The Seahawks and Panthers were wounded offenses last season. Matt Hasselbeck missed games with a bad knee and was playing with a bad left shoulder. His completion percentage dropped from 65.5 to 56.6, and Seattle's scoring fell from 28.3 to 20.9. Hasselbeck should be back throwing in the 60 percent range.
Jake Delhomme had a horrible year. Although he completed 61 percent of his passes, his yards per attempt dropped more than a yard per throw to 6.51. The Panthers went from a 24.4 scoring average to 16.9. If Delhomme struggles again, Carolina could go to David Carr at midseason, but it's reasonable to expect the Panthers offense to rebound.

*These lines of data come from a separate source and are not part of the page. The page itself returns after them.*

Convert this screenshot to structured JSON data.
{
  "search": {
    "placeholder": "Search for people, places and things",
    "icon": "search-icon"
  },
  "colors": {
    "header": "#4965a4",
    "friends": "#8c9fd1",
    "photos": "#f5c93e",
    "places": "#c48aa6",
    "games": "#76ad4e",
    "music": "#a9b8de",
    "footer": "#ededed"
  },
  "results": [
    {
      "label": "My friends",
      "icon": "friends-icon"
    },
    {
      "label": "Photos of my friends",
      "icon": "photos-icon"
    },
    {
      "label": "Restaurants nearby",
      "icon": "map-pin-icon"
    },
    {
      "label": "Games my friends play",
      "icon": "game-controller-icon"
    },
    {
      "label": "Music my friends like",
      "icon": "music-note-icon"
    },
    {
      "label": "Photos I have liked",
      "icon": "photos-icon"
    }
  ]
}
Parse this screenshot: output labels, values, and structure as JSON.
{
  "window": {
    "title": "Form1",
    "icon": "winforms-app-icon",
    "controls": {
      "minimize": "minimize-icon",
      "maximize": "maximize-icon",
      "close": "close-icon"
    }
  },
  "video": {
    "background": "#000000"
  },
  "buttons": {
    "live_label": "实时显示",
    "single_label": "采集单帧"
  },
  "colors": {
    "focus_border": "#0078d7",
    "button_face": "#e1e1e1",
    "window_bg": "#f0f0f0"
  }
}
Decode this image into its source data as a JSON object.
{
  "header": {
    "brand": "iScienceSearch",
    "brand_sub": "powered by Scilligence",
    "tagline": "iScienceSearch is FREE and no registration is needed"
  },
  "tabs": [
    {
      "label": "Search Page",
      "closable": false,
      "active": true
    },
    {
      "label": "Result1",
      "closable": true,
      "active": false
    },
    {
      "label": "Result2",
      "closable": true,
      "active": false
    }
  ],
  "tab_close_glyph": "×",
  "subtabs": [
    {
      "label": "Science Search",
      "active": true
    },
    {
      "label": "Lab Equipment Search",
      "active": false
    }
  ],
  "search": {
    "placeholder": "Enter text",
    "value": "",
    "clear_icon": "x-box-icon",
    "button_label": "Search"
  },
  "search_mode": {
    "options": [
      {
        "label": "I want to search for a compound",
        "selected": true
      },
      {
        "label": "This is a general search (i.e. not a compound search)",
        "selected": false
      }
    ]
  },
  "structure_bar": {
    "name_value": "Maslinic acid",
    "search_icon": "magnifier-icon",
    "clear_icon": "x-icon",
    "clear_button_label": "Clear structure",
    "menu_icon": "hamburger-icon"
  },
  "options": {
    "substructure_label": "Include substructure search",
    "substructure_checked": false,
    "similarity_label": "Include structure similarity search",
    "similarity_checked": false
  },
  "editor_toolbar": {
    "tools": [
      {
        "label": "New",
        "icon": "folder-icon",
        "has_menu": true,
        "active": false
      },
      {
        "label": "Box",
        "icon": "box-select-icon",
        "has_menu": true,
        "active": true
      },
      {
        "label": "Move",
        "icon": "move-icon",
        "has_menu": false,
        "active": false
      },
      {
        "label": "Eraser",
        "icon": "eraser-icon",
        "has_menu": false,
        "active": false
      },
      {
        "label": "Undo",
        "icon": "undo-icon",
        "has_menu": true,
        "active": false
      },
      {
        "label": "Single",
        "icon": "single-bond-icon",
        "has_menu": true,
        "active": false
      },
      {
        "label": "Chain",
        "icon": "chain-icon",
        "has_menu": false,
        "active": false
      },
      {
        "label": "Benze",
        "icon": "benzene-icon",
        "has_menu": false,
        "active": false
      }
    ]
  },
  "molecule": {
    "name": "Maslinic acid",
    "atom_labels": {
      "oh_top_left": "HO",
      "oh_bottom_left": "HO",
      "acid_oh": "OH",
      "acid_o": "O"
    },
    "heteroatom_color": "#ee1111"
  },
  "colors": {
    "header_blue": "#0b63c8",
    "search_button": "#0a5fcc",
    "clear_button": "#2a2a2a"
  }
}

The most exciting study is Carson Palmer. Palmer might be the third-best quarterback in football, behind Peyton Manning and Tom Brady. He came off a knee reconstruction and completed 62.3 percent of his passes for an offense that scored 23.3 points a game. In 2005, Palmer completed 67.8 and the Bengals averaged 26.3 points a game.
Now that he can work every day on fundamentals, Palmer set the goal of completing 70 percent of his passes out of the no-huddle offense. If he does, that should make the Bengals a double-digit winner -- as long as their defense doesn't regress.
Naturally, the Bengals will have to watch Ben Roethlisberger in Pittsburgh. Roethlisberger is a career 62 percent thrower, but more will be asked of him this year. The Steelers should put up between 22 and 25 points a game. After a 59.7 percent season, Roethlisberger should bounce back.
Watch those six teams for major offensive improvement this season.
John Clayton is a senior writer for ESPN.com.